• Aim of the exercise
Look through the lines below; wherever the word "subtitle" appears, copy that line.

• Material for this exercise
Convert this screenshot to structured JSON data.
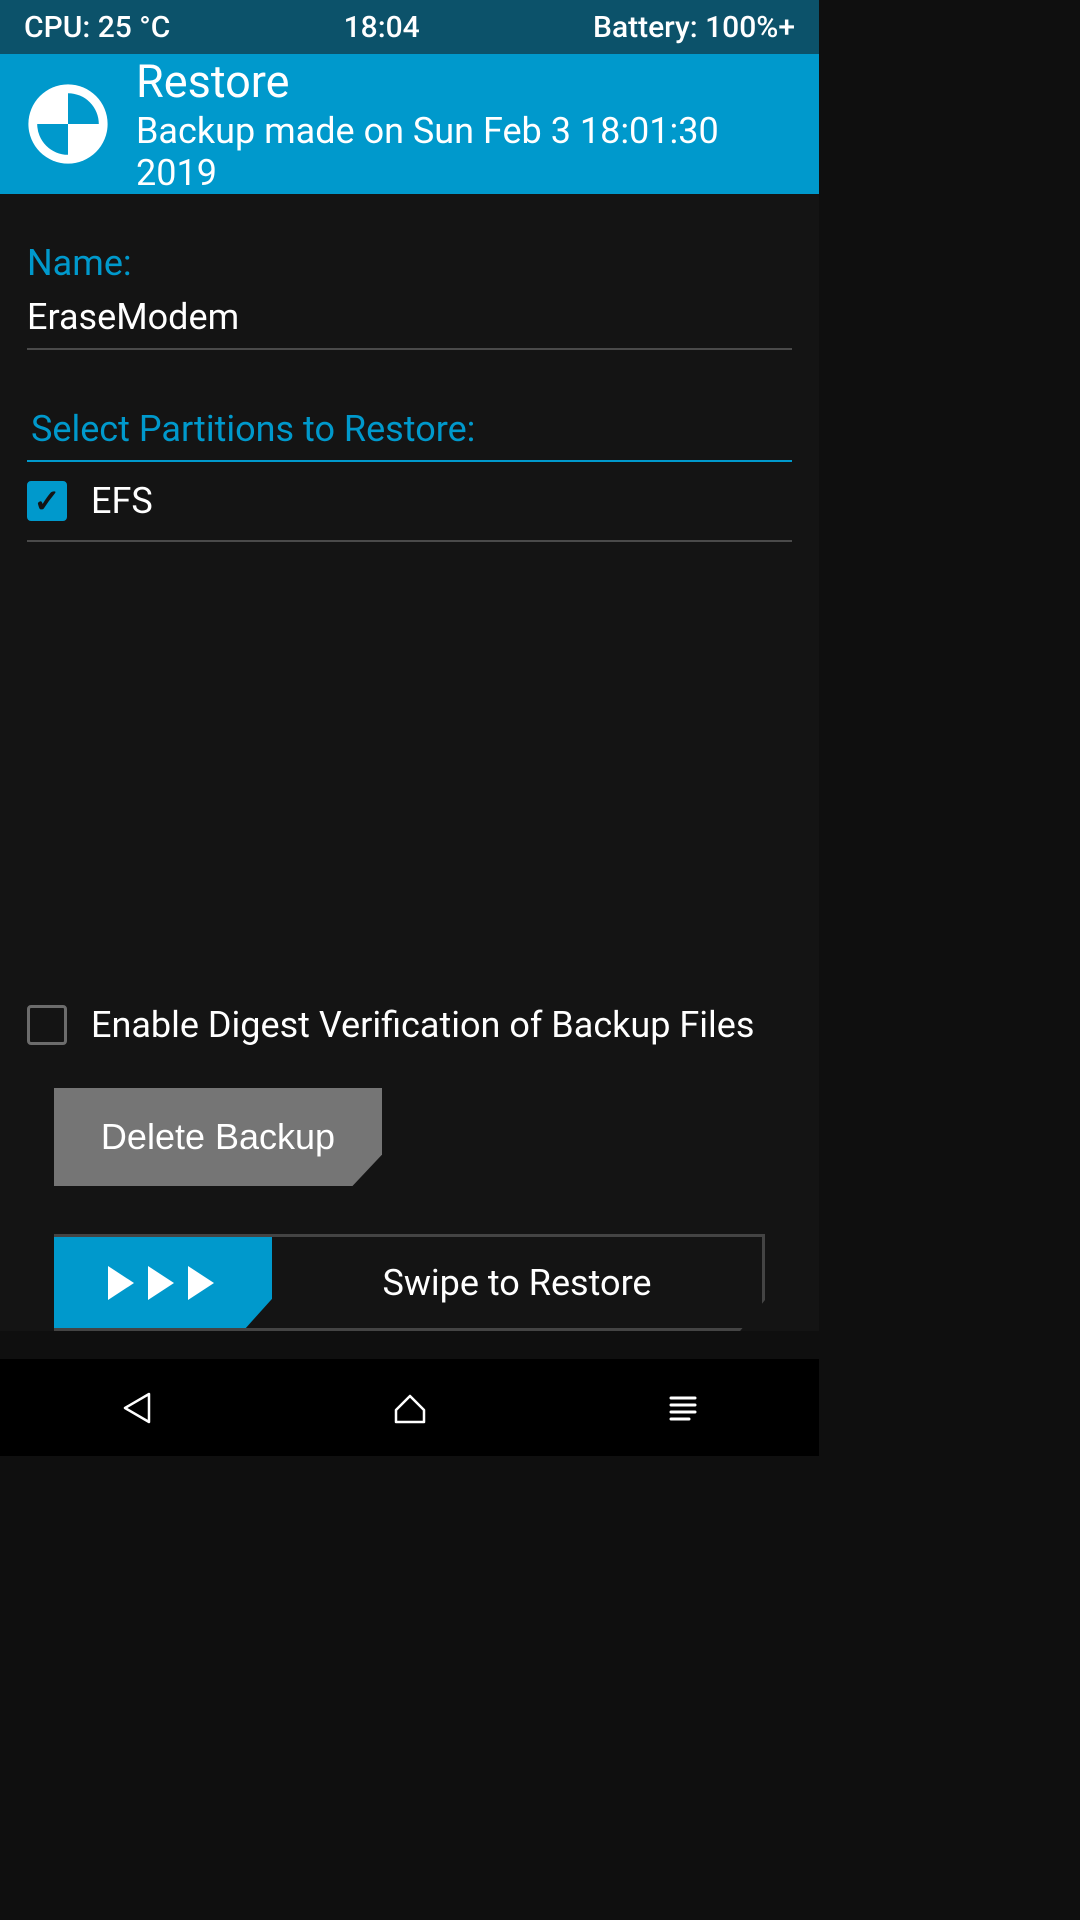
{
  "status_bar": {
    "cpu_temp": "CPU: 25 °C",
    "time": "18:04",
    "battery": "Battery: 100%+"
  },
  "header": {
    "title": "Restore",
    "subtitle": "Backup made on Sun Feb  3 18:01:30 2019"
  },
  "name_section": {
    "label": "Name:",
    "value": "EraseModem"
  },
  "partitions": {
    "section_title": "Select Partitions to Restore:",
    "items": [
      {
        "label": "EFS",
        "checked": true
      }
    ]
  },
  "digest_option": {
    "label": "Enable Digest Verification of Backup Files",
    "checked": false
  },
  "buttons": {
    "delete": "Delete Backup",
    "swipe": "Swipe to Restore"
  },
  "colors": {
    "accent": "#0099cc",
    "dark_accent": "#0c526a",
    "bg": "#141414",
    "button_gray": "#757575"
  }
}
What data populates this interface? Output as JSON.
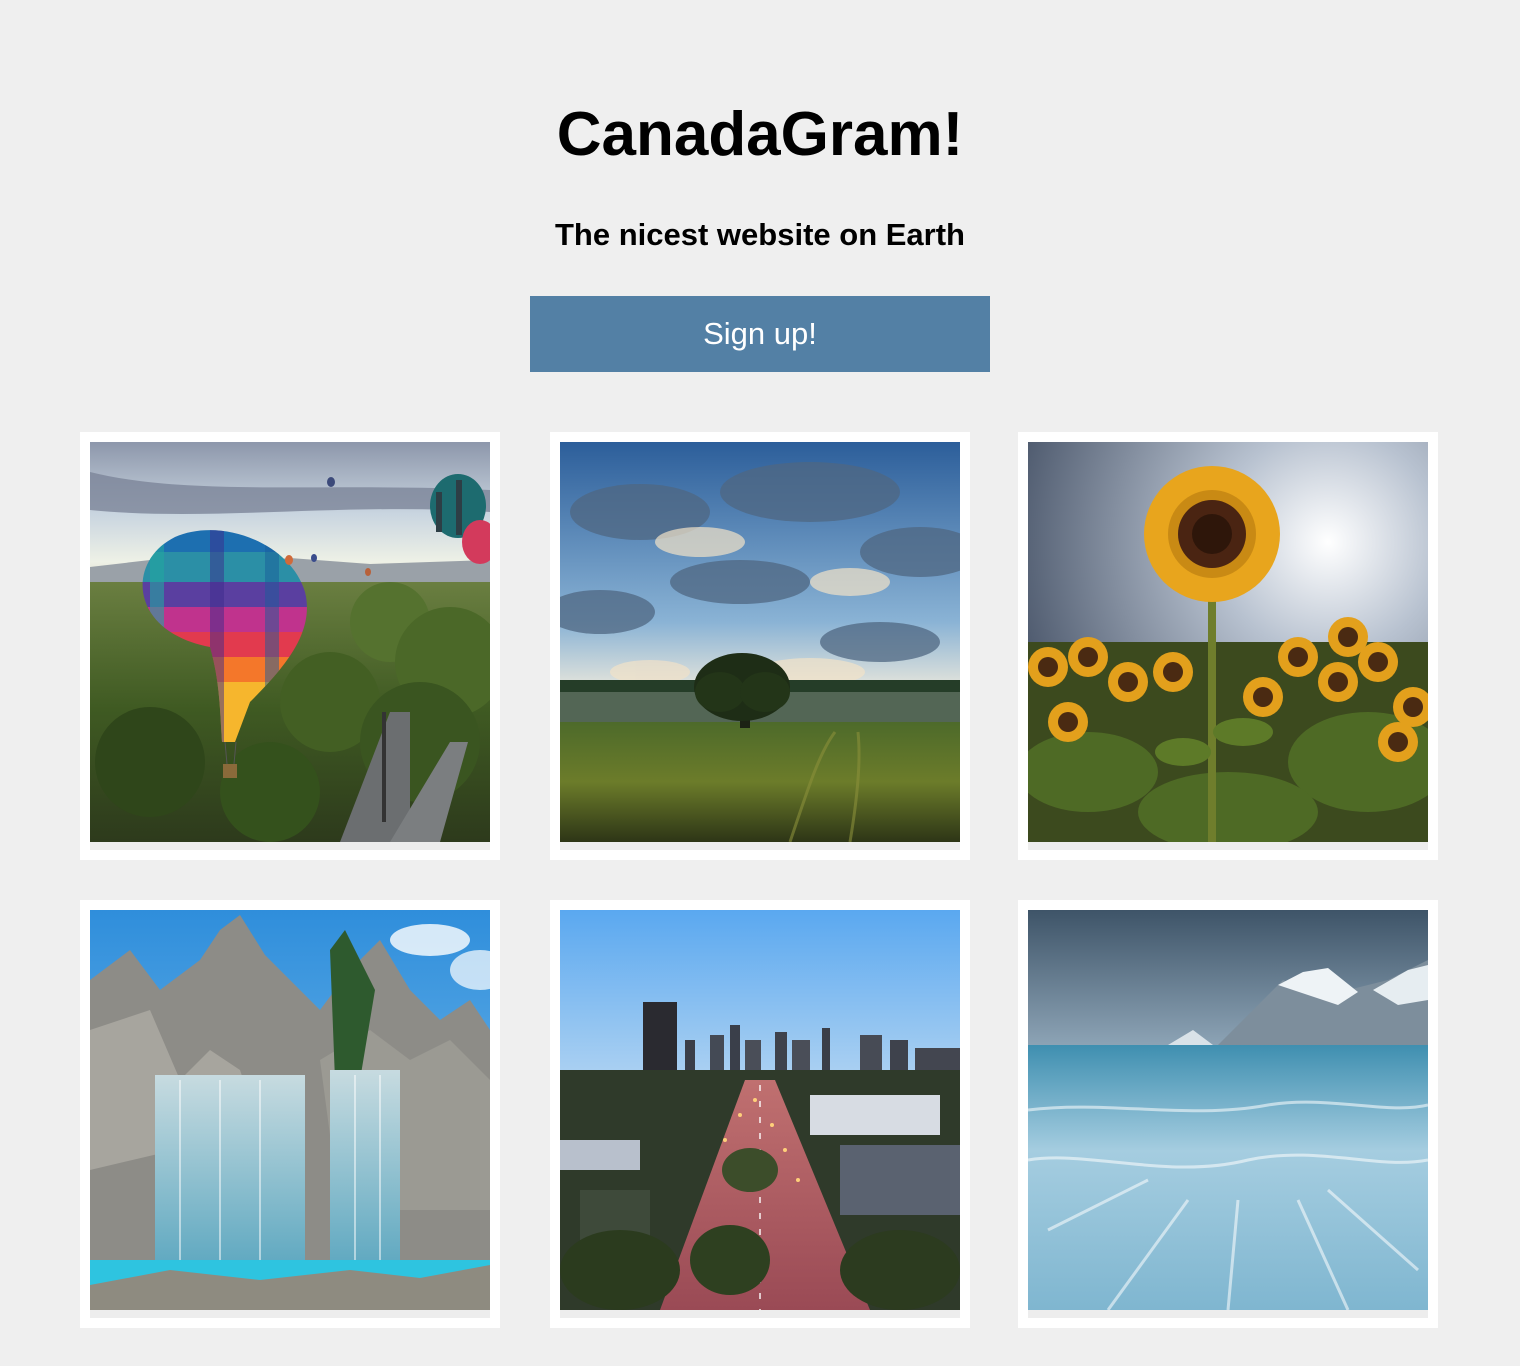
{
  "header": {
    "title": "CanadaGram!",
    "subtitle": "The nicest website on Earth",
    "signup_label": "Sign up!"
  },
  "colors": {
    "background": "#efefef",
    "button": "#5380a5",
    "card": "#ffffff"
  },
  "gallery": [
    {
      "subject": "hot-air-balloons"
    },
    {
      "subject": "lone-tree-field"
    },
    {
      "subject": "sunflowers"
    },
    {
      "subject": "waterfall-mountain"
    },
    {
      "subject": "city-street-dusk"
    },
    {
      "subject": "snowy-mountain-sea"
    }
  ]
}
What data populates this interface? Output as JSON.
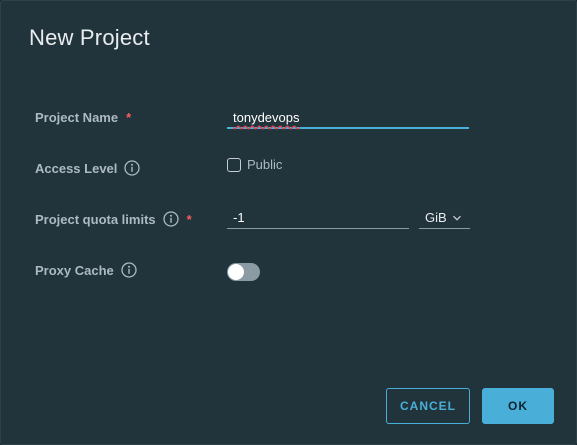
{
  "dialog": {
    "title": "New Project"
  },
  "form": {
    "project_name": {
      "label": "Project Name",
      "required_mark": "*",
      "value": "tonydevops"
    },
    "access_level": {
      "label": "Access Level",
      "checkbox_label": "Public",
      "checked": false
    },
    "quota": {
      "label": "Project quota limits",
      "required_mark": "*",
      "value": "-1",
      "unit": "GiB"
    },
    "proxy_cache": {
      "label": "Proxy Cache",
      "enabled": false
    }
  },
  "buttons": {
    "cancel": "CANCEL",
    "ok": "OK"
  },
  "colors": {
    "accent": "#49afd9",
    "required": "#f35e5e",
    "dialog_bg": "#21333b"
  },
  "icons": {
    "info": "info-circle-icon",
    "dropdown": "chevron-down-icon"
  }
}
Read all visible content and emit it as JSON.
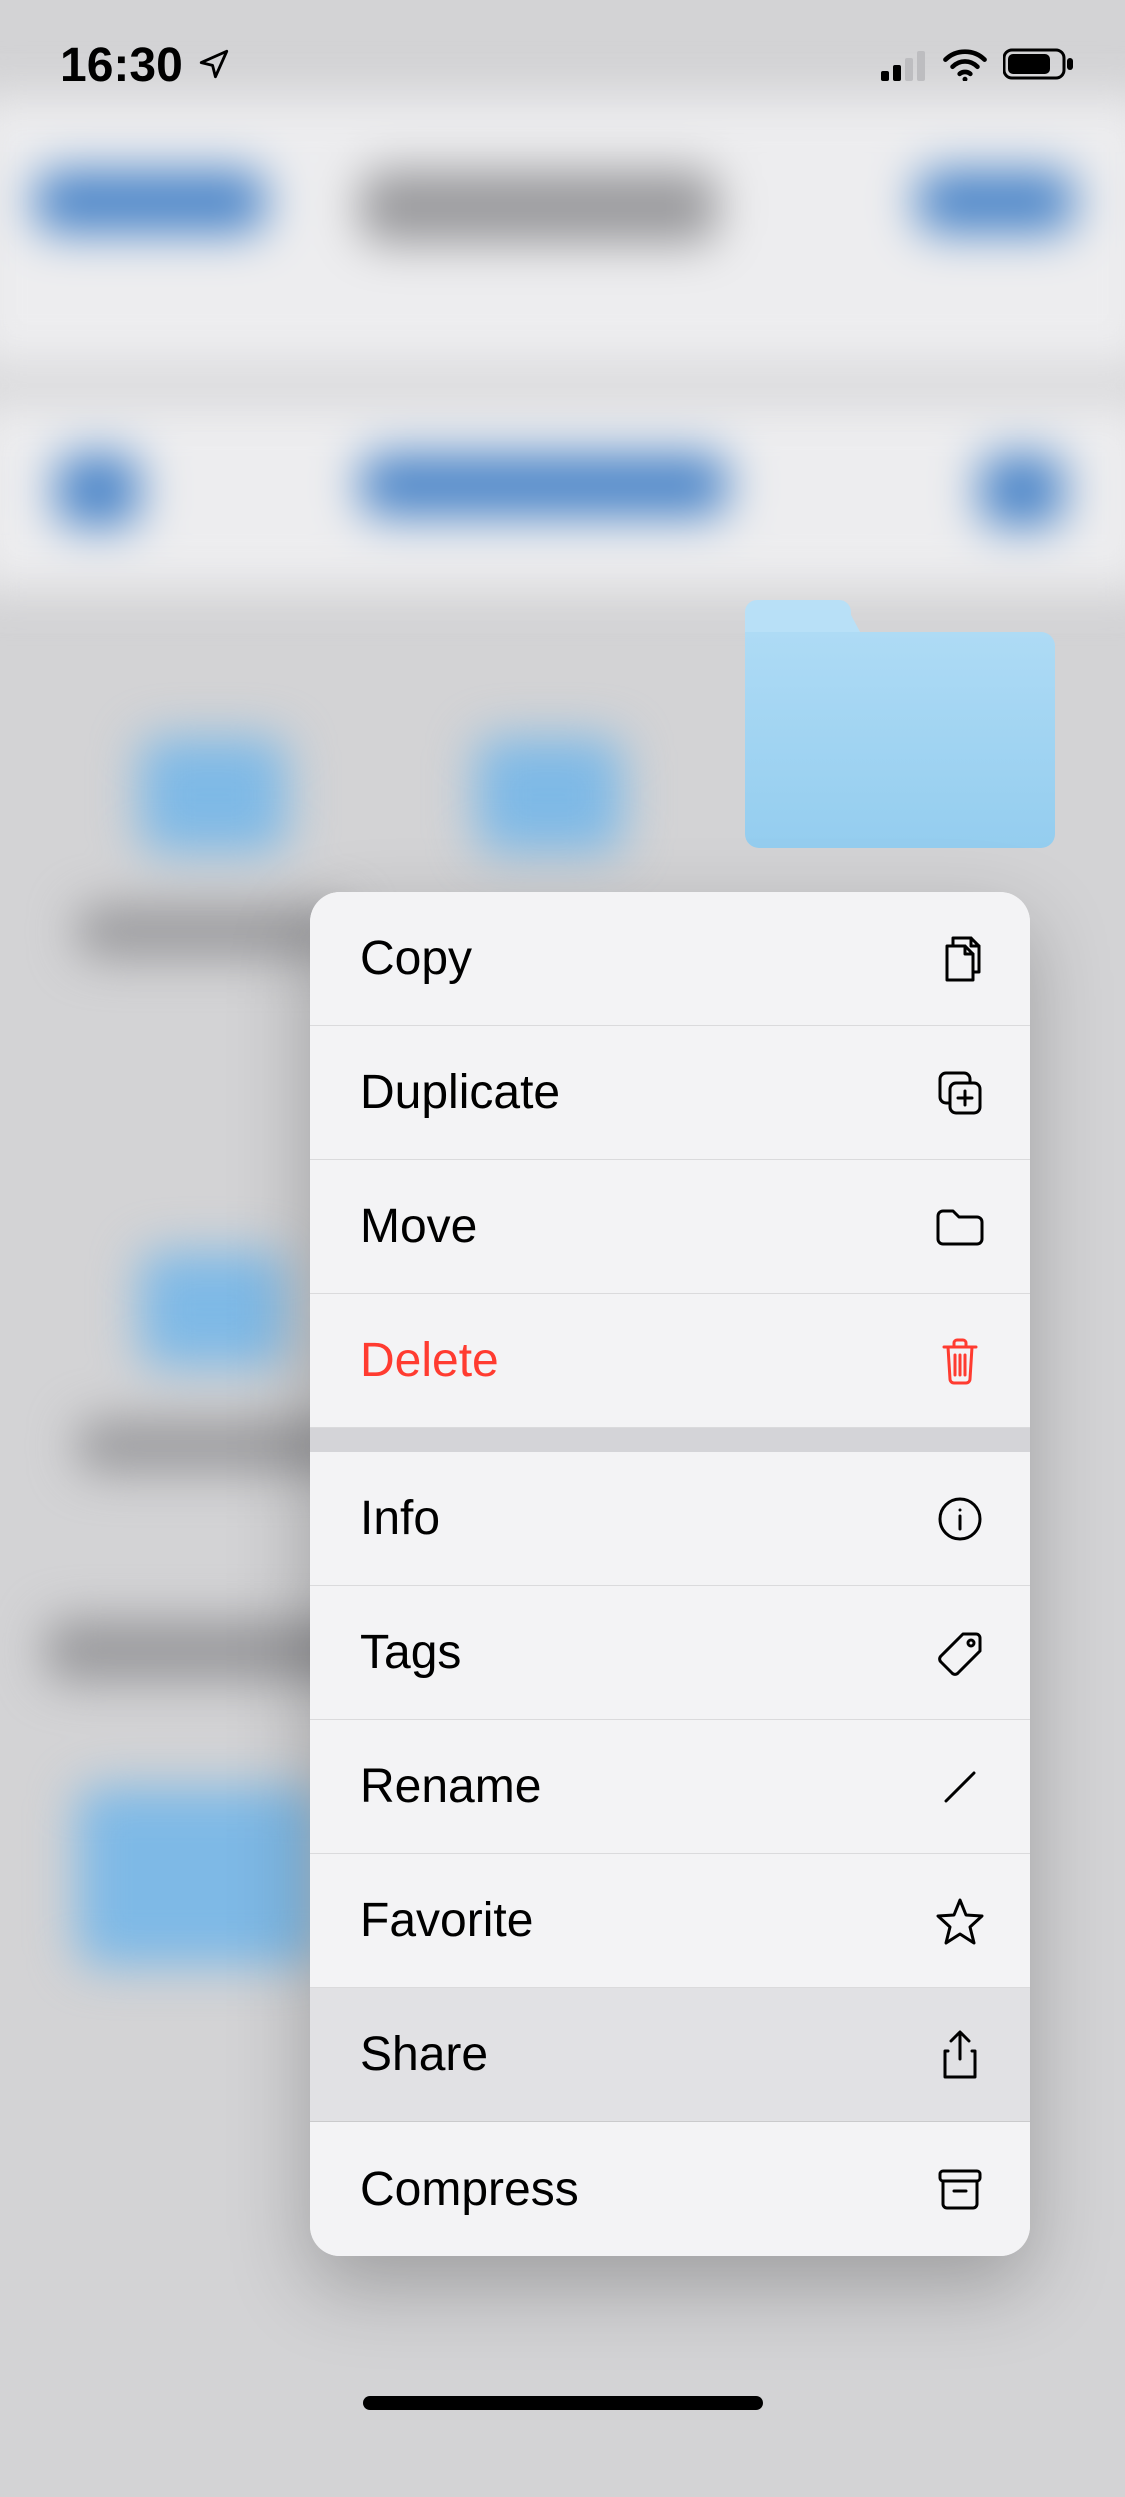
{
  "status_bar": {
    "time": "16:30"
  },
  "menu": {
    "items": [
      {
        "label": "Copy",
        "icon": "copy-icon",
        "destructive": false
      },
      {
        "label": "Duplicate",
        "icon": "duplicate-icon",
        "destructive": false
      },
      {
        "label": "Move",
        "icon": "folder-icon",
        "destructive": false
      },
      {
        "label": "Delete",
        "icon": "trash-icon",
        "destructive": true
      }
    ],
    "items2": [
      {
        "label": "Info",
        "icon": "info-icon"
      },
      {
        "label": "Tags",
        "icon": "tag-icon"
      },
      {
        "label": "Rename",
        "icon": "pencil-icon"
      },
      {
        "label": "Favorite",
        "icon": "star-icon"
      },
      {
        "label": "Share",
        "icon": "share-icon",
        "selected": true
      },
      {
        "label": "Compress",
        "icon": "archive-icon"
      }
    ]
  },
  "colors": {
    "destructive": "#ff3b30",
    "folder_light": "#b8e0f7",
    "folder_dark": "#94cdef"
  }
}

• Task answer
    "subtitle": "Backup made on Sun Feb  3 18:01:30 2019"
    "subtitle": "The nicest website on Earth",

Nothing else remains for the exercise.